Comb the records below for the string "word" and copy each line where it turns up.

*DATA FOR REVIEW*:

--- START ---

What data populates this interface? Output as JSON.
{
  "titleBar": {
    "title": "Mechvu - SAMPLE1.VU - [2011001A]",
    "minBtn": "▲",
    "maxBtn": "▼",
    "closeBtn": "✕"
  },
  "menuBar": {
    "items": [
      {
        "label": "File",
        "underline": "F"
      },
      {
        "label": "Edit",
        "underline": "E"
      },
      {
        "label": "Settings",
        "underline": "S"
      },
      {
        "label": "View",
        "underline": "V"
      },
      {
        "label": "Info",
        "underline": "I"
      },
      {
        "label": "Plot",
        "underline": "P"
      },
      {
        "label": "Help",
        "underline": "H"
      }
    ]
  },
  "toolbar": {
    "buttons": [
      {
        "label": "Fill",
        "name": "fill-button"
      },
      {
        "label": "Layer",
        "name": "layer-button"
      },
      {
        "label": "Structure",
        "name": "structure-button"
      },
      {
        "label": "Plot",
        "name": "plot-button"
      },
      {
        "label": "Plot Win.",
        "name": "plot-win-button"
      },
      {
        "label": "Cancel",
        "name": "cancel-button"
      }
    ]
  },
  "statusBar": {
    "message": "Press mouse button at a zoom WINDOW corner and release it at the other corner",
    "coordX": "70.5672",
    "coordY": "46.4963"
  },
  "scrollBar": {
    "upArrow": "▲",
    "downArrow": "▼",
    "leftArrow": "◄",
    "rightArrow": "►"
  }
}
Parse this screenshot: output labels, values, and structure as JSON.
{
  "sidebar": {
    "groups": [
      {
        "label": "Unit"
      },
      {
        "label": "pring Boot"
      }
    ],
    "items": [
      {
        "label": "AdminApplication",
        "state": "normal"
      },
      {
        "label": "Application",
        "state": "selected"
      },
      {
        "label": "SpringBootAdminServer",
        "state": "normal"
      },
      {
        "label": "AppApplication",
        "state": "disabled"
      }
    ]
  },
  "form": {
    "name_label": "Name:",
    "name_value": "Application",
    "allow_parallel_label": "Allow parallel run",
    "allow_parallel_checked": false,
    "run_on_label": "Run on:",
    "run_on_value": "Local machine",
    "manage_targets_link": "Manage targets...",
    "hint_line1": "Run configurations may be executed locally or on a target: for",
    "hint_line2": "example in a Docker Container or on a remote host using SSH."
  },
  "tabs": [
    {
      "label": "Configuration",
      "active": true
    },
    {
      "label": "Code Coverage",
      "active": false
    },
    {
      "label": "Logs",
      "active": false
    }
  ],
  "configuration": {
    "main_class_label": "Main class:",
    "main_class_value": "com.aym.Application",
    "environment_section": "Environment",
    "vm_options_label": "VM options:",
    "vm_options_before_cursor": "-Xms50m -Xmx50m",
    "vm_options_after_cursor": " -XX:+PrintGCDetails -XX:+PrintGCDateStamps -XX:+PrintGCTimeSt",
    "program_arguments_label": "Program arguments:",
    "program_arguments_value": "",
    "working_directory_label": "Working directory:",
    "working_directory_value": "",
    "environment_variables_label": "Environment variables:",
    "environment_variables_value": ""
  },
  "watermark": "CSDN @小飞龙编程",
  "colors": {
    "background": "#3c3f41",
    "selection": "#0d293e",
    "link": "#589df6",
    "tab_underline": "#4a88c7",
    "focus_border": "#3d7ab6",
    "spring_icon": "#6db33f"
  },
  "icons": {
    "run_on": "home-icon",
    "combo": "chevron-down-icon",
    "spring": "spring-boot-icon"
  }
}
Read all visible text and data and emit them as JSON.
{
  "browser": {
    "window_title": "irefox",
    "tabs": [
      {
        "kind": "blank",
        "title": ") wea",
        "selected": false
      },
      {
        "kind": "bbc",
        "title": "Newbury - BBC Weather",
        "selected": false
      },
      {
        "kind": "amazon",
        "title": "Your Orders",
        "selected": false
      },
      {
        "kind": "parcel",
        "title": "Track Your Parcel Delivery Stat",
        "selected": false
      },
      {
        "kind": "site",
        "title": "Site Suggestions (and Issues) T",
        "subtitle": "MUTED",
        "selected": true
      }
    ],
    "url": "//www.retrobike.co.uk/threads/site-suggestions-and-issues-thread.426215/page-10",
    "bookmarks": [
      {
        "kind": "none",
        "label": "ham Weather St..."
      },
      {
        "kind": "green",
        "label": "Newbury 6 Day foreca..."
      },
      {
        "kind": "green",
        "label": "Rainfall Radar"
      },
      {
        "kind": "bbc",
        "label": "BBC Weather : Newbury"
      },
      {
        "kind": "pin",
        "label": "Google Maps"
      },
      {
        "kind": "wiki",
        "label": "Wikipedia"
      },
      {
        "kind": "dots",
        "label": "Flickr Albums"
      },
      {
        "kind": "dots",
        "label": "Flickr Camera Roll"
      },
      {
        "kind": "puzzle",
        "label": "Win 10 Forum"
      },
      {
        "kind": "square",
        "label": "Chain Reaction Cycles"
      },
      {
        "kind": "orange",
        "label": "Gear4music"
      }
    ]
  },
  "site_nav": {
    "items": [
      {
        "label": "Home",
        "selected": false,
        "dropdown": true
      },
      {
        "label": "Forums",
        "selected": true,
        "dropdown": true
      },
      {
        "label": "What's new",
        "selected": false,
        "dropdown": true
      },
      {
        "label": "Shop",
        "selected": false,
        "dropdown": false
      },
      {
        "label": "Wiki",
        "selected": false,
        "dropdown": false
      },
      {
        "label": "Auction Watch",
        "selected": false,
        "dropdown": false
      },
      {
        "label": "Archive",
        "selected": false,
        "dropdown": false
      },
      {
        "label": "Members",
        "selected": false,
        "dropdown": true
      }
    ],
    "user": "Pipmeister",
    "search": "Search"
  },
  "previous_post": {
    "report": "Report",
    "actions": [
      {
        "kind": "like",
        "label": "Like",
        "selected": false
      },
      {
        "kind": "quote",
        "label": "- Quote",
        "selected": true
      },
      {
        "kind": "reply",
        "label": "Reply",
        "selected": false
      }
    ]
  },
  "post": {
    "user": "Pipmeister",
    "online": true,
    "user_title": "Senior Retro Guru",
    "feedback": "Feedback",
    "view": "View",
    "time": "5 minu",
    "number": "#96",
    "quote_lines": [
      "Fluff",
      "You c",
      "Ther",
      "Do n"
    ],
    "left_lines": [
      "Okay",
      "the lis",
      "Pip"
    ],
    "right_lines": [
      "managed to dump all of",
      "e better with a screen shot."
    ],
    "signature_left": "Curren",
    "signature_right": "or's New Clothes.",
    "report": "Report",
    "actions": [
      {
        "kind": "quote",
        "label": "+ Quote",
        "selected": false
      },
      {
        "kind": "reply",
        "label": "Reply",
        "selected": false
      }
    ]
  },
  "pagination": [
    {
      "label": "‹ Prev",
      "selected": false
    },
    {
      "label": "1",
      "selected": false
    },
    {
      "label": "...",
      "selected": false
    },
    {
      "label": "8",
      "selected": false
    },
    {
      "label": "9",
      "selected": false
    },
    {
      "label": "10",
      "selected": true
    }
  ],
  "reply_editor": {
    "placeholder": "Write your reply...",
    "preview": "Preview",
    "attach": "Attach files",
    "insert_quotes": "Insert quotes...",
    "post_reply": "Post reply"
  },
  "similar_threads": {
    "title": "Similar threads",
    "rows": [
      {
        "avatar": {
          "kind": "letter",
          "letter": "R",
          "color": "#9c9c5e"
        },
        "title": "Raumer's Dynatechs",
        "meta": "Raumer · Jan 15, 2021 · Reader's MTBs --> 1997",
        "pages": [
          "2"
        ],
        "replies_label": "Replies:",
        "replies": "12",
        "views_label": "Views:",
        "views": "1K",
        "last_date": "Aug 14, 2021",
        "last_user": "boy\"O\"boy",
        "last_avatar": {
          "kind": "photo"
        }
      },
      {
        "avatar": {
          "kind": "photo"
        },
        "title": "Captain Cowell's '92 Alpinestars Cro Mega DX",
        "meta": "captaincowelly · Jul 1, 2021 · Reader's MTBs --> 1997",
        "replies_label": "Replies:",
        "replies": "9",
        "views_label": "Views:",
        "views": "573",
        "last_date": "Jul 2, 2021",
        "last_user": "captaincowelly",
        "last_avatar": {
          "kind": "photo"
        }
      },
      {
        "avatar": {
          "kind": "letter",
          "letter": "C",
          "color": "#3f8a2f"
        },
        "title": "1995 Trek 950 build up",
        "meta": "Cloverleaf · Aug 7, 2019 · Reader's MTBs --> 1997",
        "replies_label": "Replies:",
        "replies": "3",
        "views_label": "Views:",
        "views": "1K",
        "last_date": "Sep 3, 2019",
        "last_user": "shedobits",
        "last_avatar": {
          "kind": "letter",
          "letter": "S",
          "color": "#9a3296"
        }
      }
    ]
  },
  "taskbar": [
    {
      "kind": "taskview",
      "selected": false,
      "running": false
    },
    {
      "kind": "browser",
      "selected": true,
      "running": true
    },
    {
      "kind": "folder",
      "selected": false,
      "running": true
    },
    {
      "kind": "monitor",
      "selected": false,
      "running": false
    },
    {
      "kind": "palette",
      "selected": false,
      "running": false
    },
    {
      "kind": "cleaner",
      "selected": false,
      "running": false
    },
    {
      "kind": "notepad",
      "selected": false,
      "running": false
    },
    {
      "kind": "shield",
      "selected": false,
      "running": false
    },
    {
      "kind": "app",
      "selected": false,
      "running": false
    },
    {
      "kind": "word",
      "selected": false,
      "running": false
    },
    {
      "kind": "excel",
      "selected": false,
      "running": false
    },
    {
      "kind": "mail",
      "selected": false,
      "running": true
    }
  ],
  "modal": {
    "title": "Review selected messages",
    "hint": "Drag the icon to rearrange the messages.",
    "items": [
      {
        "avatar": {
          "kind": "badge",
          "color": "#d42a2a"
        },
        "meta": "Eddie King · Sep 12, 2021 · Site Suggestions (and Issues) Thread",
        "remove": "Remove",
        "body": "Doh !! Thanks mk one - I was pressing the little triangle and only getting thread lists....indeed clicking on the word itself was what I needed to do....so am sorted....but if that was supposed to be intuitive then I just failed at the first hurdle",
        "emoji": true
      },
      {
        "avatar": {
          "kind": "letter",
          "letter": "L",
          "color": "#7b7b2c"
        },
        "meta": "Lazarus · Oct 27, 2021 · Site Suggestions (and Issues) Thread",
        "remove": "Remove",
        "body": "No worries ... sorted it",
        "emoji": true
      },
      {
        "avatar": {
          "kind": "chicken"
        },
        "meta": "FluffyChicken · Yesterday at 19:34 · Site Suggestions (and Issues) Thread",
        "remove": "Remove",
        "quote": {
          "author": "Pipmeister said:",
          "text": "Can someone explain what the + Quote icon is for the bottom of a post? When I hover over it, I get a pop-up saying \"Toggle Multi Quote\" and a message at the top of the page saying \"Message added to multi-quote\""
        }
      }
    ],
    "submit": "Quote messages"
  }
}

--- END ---

*WRITTEN SOLUTION*:
      "kind": "word",
        "body": "Doh !! Thanks mk one - I was pressing the little triangle and only getting thread lists....indeed clicking on the word itself was what I needed to do....so am sorted....but if that was supposed to be intuitive then I just failed at the first hurdle",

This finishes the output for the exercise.